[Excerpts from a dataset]

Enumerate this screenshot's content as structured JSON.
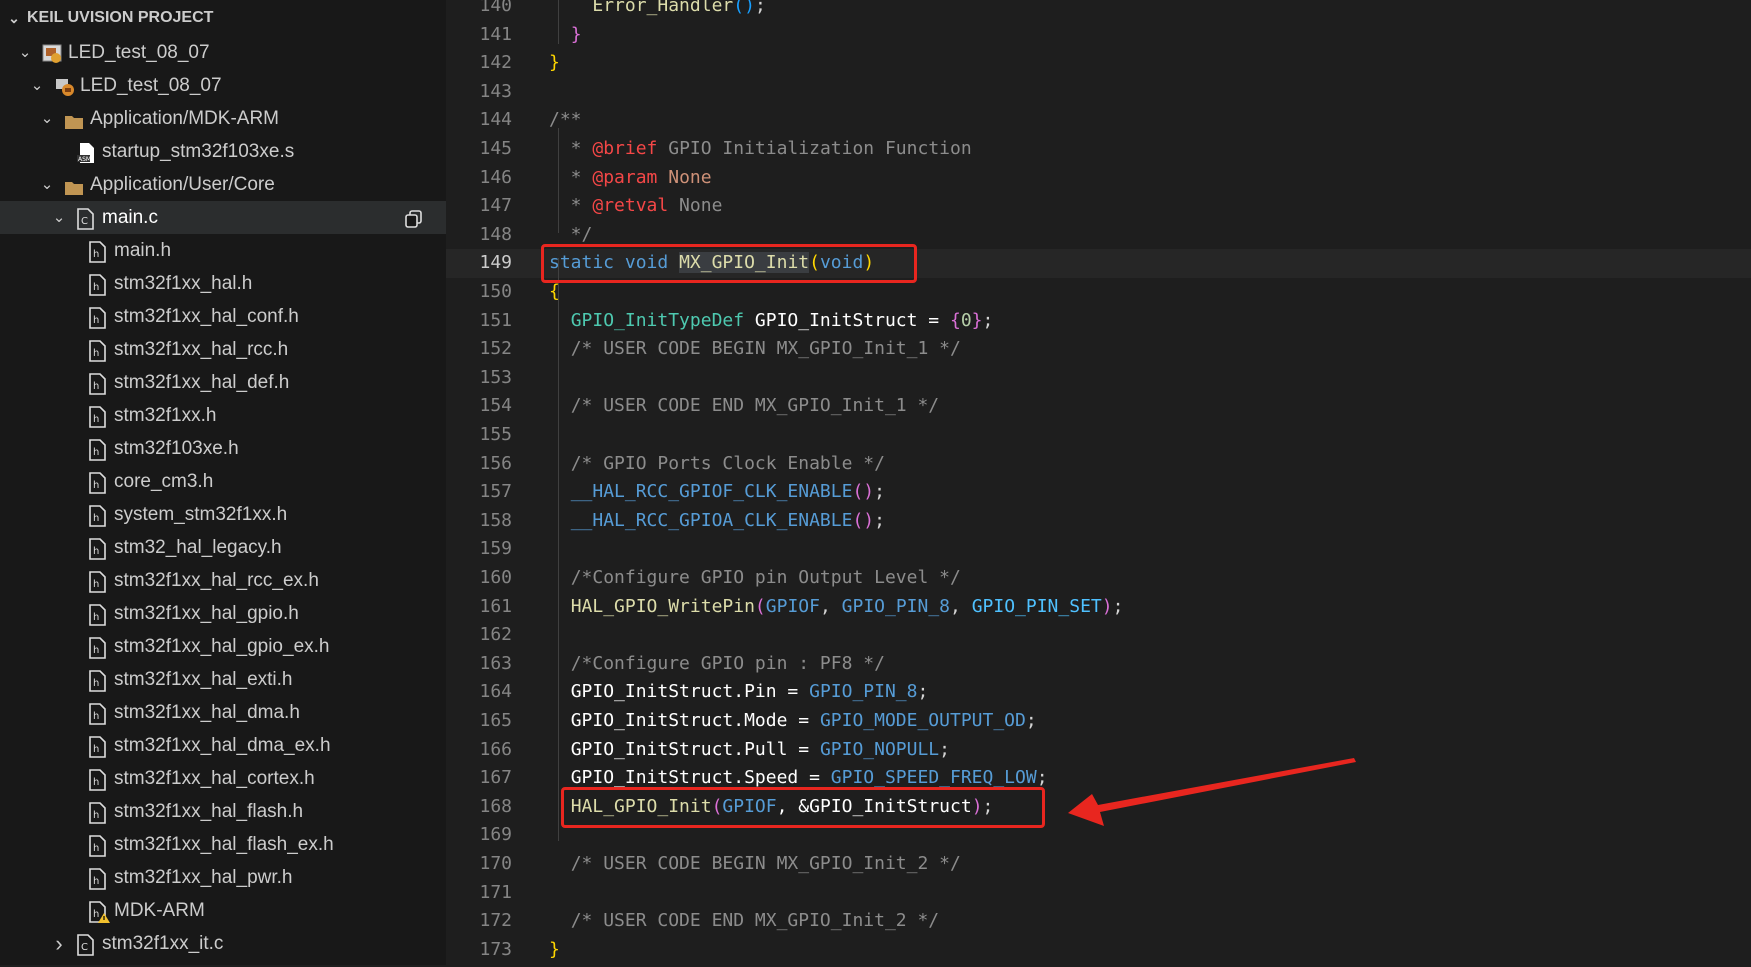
{
  "sidebar": {
    "title": "KEIL UVISION PROJECT",
    "items": [
      {
        "label": "LED_test_08_07",
        "icon": "project-icon",
        "chev": "v",
        "level": 0
      },
      {
        "label": "LED_test_08_07",
        "icon": "target-icon",
        "chev": "v",
        "level": 1
      },
      {
        "label": "Application/MDK-ARM",
        "icon": "folder-icon",
        "chev": "v",
        "level": 2
      },
      {
        "label": "startup_stm32f103xe.s",
        "icon": "asm-file-icon",
        "chev": "",
        "level": 3
      },
      {
        "label": "Application/User/Core",
        "icon": "folder-icon",
        "chev": "v",
        "level": 2
      },
      {
        "label": "main.c",
        "icon": "c-file-icon",
        "chev": "v",
        "level": 3,
        "selected": true
      },
      {
        "label": "main.h",
        "icon": "h-file-icon",
        "chev": "",
        "level": 4
      },
      {
        "label": "stm32f1xx_hal.h",
        "icon": "h-file-icon",
        "chev": "",
        "level": 4
      },
      {
        "label": "stm32f1xx_hal_conf.h",
        "icon": "h-file-icon",
        "chev": "",
        "level": 4
      },
      {
        "label": "stm32f1xx_hal_rcc.h",
        "icon": "h-file-icon",
        "chev": "",
        "level": 4
      },
      {
        "label": "stm32f1xx_hal_def.h",
        "icon": "h-file-icon",
        "chev": "",
        "level": 4
      },
      {
        "label": "stm32f1xx.h",
        "icon": "h-file-icon",
        "chev": "",
        "level": 4
      },
      {
        "label": "stm32f103xe.h",
        "icon": "h-file-icon",
        "chev": "",
        "level": 4
      },
      {
        "label": "core_cm3.h",
        "icon": "h-file-icon",
        "chev": "",
        "level": 4
      },
      {
        "label": "system_stm32f1xx.h",
        "icon": "h-file-icon",
        "chev": "",
        "level": 4
      },
      {
        "label": "stm32_hal_legacy.h",
        "icon": "h-file-icon",
        "chev": "",
        "level": 4
      },
      {
        "label": "stm32f1xx_hal_rcc_ex.h",
        "icon": "h-file-icon",
        "chev": "",
        "level": 4
      },
      {
        "label": "stm32f1xx_hal_gpio.h",
        "icon": "h-file-icon",
        "chev": "",
        "level": 4
      },
      {
        "label": "stm32f1xx_hal_gpio_ex.h",
        "icon": "h-file-icon",
        "chev": "",
        "level": 4
      },
      {
        "label": "stm32f1xx_hal_exti.h",
        "icon": "h-file-icon",
        "chev": "",
        "level": 4
      },
      {
        "label": "stm32f1xx_hal_dma.h",
        "icon": "h-file-icon",
        "chev": "",
        "level": 4
      },
      {
        "label": "stm32f1xx_hal_dma_ex.h",
        "icon": "h-file-icon",
        "chev": "",
        "level": 4
      },
      {
        "label": "stm32f1xx_hal_cortex.h",
        "icon": "h-file-icon",
        "chev": "",
        "level": 4
      },
      {
        "label": "stm32f1xx_hal_flash.h",
        "icon": "h-file-icon",
        "chev": "",
        "level": 4
      },
      {
        "label": "stm32f1xx_hal_flash_ex.h",
        "icon": "h-file-icon",
        "chev": "",
        "level": 4
      },
      {
        "label": "stm32f1xx_hal_pwr.h",
        "icon": "h-file-icon",
        "chev": "",
        "level": 4
      },
      {
        "label": "MDK-ARM",
        "icon": "warning-file-icon",
        "chev": "",
        "level": 4
      },
      {
        "label": "stm32f1xx_it.c",
        "icon": "c-file-icon",
        "chev": ">",
        "level": 3
      }
    ]
  },
  "editor": {
    "current_line": "149",
    "lines": [
      {
        "n": "140",
        "tokens": [
          [
            "    ",
            ""
          ],
          [
            "Error_Handler",
            "t-fn"
          ],
          [
            "()",
            "t-br3"
          ],
          [
            ";",
            ""
          ]
        ]
      },
      {
        "n": "141",
        "tokens": [
          [
            "  ",
            ""
          ],
          [
            "}",
            "t-br2"
          ]
        ]
      },
      {
        "n": "142",
        "tokens": [
          [
            "}",
            "t-br1"
          ]
        ]
      },
      {
        "n": "143",
        "tokens": []
      },
      {
        "n": "144",
        "tokens": [
          [
            "/**",
            "t-com2"
          ]
        ]
      },
      {
        "n": "145",
        "tokens": [
          [
            "  * ",
            "t-com2"
          ],
          [
            "@brief",
            "t-tag"
          ],
          [
            " GPIO Initialization Function",
            "t-com2"
          ]
        ]
      },
      {
        "n": "146",
        "tokens": [
          [
            "  * ",
            "t-com2"
          ],
          [
            "@param",
            "t-tag"
          ],
          [
            " ",
            "t-com2"
          ],
          [
            "None",
            "t-tagarg"
          ]
        ]
      },
      {
        "n": "147",
        "tokens": [
          [
            "  * ",
            "t-com2"
          ],
          [
            "@retval",
            "t-tag"
          ],
          [
            " None",
            "t-com2"
          ]
        ]
      },
      {
        "n": "148",
        "tokens": [
          [
            "  */",
            "t-com2"
          ]
        ]
      },
      {
        "n": "149",
        "tokens": [
          [
            "static",
            "t-kw"
          ],
          [
            " ",
            ""
          ],
          [
            "void",
            "t-kw"
          ],
          [
            " ",
            ""
          ],
          [
            "MX_GPIO_Init",
            "t-fnhi"
          ],
          [
            "(",
            "t-br1"
          ],
          [
            "void",
            "t-kw"
          ],
          [
            ")",
            "t-br1"
          ]
        ]
      },
      {
        "n": "150",
        "tokens": [
          [
            "{",
            "t-br1"
          ]
        ]
      },
      {
        "n": "151",
        "tokens": [
          [
            "  ",
            ""
          ],
          [
            "GPIO_InitTypeDef",
            "t-type"
          ],
          [
            " GPIO_InitStruct = ",
            "t-var"
          ],
          [
            "{",
            "t-br2"
          ],
          [
            "0",
            "t-num"
          ],
          [
            "}",
            "t-br2"
          ],
          [
            ";",
            ""
          ]
        ]
      },
      {
        "n": "152",
        "tokens": [
          [
            "  ",
            ""
          ],
          [
            "/* USER CODE BEGIN MX_GPIO_Init_1 */",
            "t-com2"
          ]
        ]
      },
      {
        "n": "153",
        "tokens": []
      },
      {
        "n": "154",
        "tokens": [
          [
            "  ",
            ""
          ],
          [
            "/* USER CODE END MX_GPIO_Init_1 */",
            "t-com2"
          ]
        ]
      },
      {
        "n": "155",
        "tokens": []
      },
      {
        "n": "156",
        "tokens": [
          [
            "  ",
            ""
          ],
          [
            "/* GPIO Ports Clock Enable */",
            "t-com2"
          ]
        ]
      },
      {
        "n": "157",
        "tokens": [
          [
            "  ",
            ""
          ],
          [
            "__HAL_RCC_GPIOF_CLK_ENABLE",
            "t-mac2"
          ],
          [
            "()",
            "t-br2"
          ],
          [
            ";",
            ""
          ]
        ]
      },
      {
        "n": "158",
        "tokens": [
          [
            "  ",
            ""
          ],
          [
            "__HAL_RCC_GPIOA_CLK_ENABLE",
            "t-mac2"
          ],
          [
            "()",
            "t-br2"
          ],
          [
            ";",
            ""
          ]
        ]
      },
      {
        "n": "159",
        "tokens": []
      },
      {
        "n": "160",
        "tokens": [
          [
            "  ",
            ""
          ],
          [
            "/*Configure GPIO pin Output Level */",
            "t-com2"
          ]
        ]
      },
      {
        "n": "161",
        "tokens": [
          [
            "  ",
            ""
          ],
          [
            "HAL_GPIO_WritePin",
            "t-fn"
          ],
          [
            "(",
            "t-br2"
          ],
          [
            "GPIOF",
            "t-mac2"
          ],
          [
            ", ",
            ""
          ],
          [
            "GPIO_PIN_8",
            "t-mac2"
          ],
          [
            ", ",
            ""
          ],
          [
            "GPIO_PIN_SET",
            "t-mac"
          ],
          [
            ")",
            "t-br2"
          ],
          [
            ";",
            ""
          ]
        ]
      },
      {
        "n": "162",
        "tokens": []
      },
      {
        "n": "163",
        "tokens": [
          [
            "  ",
            ""
          ],
          [
            "/*Configure GPIO pin : PF8 */",
            "t-com2"
          ]
        ]
      },
      {
        "n": "164",
        "tokens": [
          [
            "  ",
            ""
          ],
          [
            "GPIO_InitStruct.Pin = ",
            "t-var"
          ],
          [
            "GPIO_PIN_8",
            "t-mac2"
          ],
          [
            ";",
            ""
          ]
        ]
      },
      {
        "n": "165",
        "tokens": [
          [
            "  ",
            ""
          ],
          [
            "GPIO_InitStruct.Mode = ",
            "t-var"
          ],
          [
            "GPIO_MODE_OUTPUT_OD",
            "t-mac2"
          ],
          [
            ";",
            ""
          ]
        ]
      },
      {
        "n": "166",
        "tokens": [
          [
            "  ",
            ""
          ],
          [
            "GPIO_InitStruct.Pull = ",
            "t-var"
          ],
          [
            "GPIO_NOPULL",
            "t-mac2"
          ],
          [
            ";",
            ""
          ]
        ]
      },
      {
        "n": "167",
        "tokens": [
          [
            "  ",
            ""
          ],
          [
            "GPIO_InitStruct.Speed = ",
            "t-var"
          ],
          [
            "GPIO_SPEED_FREQ_LOW",
            "t-mac2"
          ],
          [
            ";",
            ""
          ]
        ]
      },
      {
        "n": "168",
        "tokens": [
          [
            "  ",
            ""
          ],
          [
            "HAL_GPIO_Init",
            "t-fn"
          ],
          [
            "(",
            "t-br2"
          ],
          [
            "GPIOF",
            "t-mac2"
          ],
          [
            ", &GPIO_InitStruct",
            "t-var"
          ],
          [
            ")",
            "t-br2"
          ],
          [
            ";",
            ""
          ]
        ]
      },
      {
        "n": "169",
        "tokens": []
      },
      {
        "n": "170",
        "tokens": [
          [
            "  ",
            ""
          ],
          [
            "/* USER CODE BEGIN MX_GPIO_Init_2 */",
            "t-com2"
          ]
        ]
      },
      {
        "n": "171",
        "tokens": []
      },
      {
        "n": "172",
        "tokens": [
          [
            "  ",
            ""
          ],
          [
            "/* USER CODE END MX_GPIO_Init_2 */",
            "t-com2"
          ]
        ]
      },
      {
        "n": "173",
        "tokens": [
          [
            "}",
            "t-br1"
          ]
        ]
      }
    ]
  },
  "annotations": {
    "highlight_color": "#e8261f"
  }
}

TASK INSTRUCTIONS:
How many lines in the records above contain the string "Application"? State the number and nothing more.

WRITTEN ANSWER:
2